The Art of Frying: Masao Matsui’s Temple of Tempura
Learn the secrets of perfect tempura from master Masao Matsui
If your idea of tempura is an armor of heavy, clunky batter wrapped around some vaguely recognizable ingredient, you're actually eating mediocre bar food, not Japanese tempura. To find out what you've been missing, visit New York City's new temple of frying, Tempura Matsui. There you'll find Tempura master Masao Matsui standing behind the sushi bar in his traditional white cap, plucking delicate pieces of tempura—shrimp, fish, and vegetables cocooned in a batter so light that it's practically an apparition—from a shallow pan of glossy oil that shimmers like a lake at sunrise.
At 65, Matsui's been cooking for 47 years, dedicating his life to perfecting this delicate craft in Japan; most recently, he was at his own heralded tempura counter in the Nadaman restaurant at the Hotel New Otani.
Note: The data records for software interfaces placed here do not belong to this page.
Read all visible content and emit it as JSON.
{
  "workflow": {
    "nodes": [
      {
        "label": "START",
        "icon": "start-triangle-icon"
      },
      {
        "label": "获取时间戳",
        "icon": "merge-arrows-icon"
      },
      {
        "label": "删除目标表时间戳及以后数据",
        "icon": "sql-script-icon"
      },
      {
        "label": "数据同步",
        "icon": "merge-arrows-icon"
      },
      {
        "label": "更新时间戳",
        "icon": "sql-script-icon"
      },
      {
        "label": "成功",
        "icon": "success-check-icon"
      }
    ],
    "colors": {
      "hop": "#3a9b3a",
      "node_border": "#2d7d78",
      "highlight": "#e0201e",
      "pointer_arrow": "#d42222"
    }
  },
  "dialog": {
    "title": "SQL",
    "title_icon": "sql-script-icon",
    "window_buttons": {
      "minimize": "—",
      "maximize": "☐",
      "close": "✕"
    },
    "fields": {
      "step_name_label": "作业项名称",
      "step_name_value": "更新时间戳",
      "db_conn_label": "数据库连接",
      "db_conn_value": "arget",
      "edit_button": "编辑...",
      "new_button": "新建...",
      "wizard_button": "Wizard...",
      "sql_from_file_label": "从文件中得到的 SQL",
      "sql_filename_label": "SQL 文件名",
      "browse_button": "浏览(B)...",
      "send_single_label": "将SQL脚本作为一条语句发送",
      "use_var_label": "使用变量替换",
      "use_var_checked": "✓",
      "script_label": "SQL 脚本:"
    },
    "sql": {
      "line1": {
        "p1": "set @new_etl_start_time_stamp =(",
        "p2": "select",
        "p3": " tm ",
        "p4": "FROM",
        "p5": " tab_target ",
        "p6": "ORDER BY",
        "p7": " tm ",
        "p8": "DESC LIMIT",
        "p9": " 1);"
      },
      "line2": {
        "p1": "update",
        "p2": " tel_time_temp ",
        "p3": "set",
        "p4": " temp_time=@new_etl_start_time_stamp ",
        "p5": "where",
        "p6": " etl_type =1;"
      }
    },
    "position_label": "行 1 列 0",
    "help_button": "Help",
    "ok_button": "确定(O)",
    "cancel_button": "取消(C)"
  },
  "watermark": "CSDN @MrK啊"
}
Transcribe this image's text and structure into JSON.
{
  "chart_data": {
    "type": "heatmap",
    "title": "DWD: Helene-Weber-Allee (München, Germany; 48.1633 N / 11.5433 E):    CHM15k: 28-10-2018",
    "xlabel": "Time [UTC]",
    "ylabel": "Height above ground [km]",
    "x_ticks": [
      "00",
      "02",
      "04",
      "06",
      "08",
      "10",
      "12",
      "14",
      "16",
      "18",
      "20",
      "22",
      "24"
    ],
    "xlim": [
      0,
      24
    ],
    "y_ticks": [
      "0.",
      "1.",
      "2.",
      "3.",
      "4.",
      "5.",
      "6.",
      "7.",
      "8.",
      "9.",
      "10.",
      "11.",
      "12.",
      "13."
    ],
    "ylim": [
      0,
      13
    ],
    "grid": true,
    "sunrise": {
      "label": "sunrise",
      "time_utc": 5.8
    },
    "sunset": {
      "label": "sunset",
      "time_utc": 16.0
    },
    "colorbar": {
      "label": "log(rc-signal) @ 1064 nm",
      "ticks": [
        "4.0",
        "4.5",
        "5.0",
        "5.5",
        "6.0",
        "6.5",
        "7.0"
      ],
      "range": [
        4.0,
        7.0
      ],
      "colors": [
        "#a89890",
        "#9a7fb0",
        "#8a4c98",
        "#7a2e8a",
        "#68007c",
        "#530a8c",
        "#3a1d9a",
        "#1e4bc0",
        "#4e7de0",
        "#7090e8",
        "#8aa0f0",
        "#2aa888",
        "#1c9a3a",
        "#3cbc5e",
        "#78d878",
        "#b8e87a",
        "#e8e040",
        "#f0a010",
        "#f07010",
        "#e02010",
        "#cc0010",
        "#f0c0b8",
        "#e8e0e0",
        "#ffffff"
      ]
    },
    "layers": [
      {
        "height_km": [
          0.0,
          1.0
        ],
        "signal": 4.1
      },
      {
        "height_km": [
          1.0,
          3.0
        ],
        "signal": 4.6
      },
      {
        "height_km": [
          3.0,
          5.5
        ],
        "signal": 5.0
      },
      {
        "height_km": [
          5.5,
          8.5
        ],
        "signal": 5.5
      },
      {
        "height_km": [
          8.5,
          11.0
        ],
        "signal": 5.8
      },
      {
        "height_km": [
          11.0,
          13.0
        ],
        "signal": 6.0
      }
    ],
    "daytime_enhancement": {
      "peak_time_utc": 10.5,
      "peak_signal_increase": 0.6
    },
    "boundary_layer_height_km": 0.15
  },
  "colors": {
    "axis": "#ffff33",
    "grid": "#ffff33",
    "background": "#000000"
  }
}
After decades at Tokyo's finest restaurants, he decamped to New York City earlier this year, where, fueled by a diet of Shake Shack burgers, Reese's Peanut Butter Cups, and bottles of Vitamin Water (seriously), he works tirelessly to bring the true art of tempura to life.
"Tempura is meant to enhance the natural flavor of the ingredient," Matsui says. "If you have asparagus, you want to taste its inherent flavor—you don't want to the batter to hide that. Tempura should make it even more beautiful."
To achieve a whisper-weight batter, he follows a meticulous process. Almost all of his ingredients are first washed in fresh water (except ocean fish, which are washed in salt water) "to preserve that sea flavor," he explains. The ingredients are dried on cloth towels, then dipped in his signature batter—a mixture of egg, cold water, and Super Violet flour. This soft, smooth-as-silk, low-protein flour is key to creating a sheer, gossamer wrapper.
Every piece of tempura is fried to order (read: just moments before you'll eat it) in a custom blend of sesame, vegetable, and cotton oils heated to a precise 392F. And then? "I leave it in long enough so it's just past white," Matsui says. "It's a sixth sense, I don't think about it, I don't even need to look at it."
Matsui showcases his tempura within an elegant 10-course $200 omakase menu of sakizuke (think amuse bouche), traditional chawan-mushi (egg custard), and sashimi. The main event—a parade of tempura—starts with shrimp, followed by seasonal vegetables and fish, and ends with hamo, a white-meat fish from the eel family.
Interestingly, salt is absent from the entire tempura process. It's left to the guest, offered in the form of freshly grated German rock salt (picture a crystal gemstone the size of a boulder), along with wedges of lemon, shaved Daikon radish, and a bright dipping sauce made from two kinds of dashi (bonito and kelp), soy sauce, and mirin. Once your server places the freshly-fried tempura on your plate, you decide how to season it up. Though Mastui recommends certain pairings—asparagus with salt, king crab with lemon juice, sweet potato with the dipping sauce, scallops with just salt—truth is, it's perfect on its own.